- **WHAT TO PRODUCE**:
Search the records for the string "data" and copy every line where it turns up.

+ + +

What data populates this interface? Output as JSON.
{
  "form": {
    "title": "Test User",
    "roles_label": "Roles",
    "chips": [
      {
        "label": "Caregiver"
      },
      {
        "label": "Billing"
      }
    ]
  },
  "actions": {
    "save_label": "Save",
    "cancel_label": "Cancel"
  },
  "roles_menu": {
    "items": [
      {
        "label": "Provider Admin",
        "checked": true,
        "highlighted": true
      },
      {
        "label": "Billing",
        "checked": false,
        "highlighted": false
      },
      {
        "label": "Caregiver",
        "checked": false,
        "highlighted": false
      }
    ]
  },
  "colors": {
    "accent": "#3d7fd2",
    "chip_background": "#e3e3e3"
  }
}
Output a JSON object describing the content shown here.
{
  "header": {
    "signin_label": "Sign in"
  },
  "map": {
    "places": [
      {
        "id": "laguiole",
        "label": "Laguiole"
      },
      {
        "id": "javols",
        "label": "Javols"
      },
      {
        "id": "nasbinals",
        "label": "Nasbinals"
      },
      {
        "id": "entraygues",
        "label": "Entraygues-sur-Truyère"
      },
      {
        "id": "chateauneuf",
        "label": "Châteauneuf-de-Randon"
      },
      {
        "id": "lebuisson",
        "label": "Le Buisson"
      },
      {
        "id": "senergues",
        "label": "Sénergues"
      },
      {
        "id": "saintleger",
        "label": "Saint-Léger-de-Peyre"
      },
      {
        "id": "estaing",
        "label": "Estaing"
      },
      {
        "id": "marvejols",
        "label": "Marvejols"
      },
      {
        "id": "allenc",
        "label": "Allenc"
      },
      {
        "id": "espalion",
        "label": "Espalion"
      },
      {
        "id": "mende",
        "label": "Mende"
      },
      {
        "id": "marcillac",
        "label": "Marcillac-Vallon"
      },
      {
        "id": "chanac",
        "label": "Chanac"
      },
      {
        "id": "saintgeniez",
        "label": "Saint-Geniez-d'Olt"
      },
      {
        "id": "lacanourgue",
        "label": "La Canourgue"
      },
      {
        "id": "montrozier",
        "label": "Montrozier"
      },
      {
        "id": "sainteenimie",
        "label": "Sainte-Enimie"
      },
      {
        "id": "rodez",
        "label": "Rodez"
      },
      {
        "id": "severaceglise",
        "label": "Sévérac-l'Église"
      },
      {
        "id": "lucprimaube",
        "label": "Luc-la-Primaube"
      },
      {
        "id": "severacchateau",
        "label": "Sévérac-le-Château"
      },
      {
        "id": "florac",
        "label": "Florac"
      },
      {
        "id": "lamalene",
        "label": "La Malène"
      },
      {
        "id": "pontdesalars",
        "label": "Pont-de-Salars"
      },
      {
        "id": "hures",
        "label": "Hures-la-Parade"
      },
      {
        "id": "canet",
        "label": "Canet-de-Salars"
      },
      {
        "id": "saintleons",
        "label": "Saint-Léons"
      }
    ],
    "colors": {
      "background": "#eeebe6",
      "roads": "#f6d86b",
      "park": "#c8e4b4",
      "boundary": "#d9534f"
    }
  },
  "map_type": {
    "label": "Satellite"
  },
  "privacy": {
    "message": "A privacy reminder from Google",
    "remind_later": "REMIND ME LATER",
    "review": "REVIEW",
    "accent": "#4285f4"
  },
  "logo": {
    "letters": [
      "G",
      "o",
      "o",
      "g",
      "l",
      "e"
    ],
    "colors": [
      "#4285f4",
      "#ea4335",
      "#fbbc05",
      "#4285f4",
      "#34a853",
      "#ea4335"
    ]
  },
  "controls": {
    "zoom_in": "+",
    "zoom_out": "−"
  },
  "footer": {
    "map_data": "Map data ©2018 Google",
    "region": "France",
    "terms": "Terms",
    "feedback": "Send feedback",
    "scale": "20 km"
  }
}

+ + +

- **COMPLETED EXERCISE**:
What data populates this interface? Output as JSON.
    "map_data": "Map data ©2018 Google",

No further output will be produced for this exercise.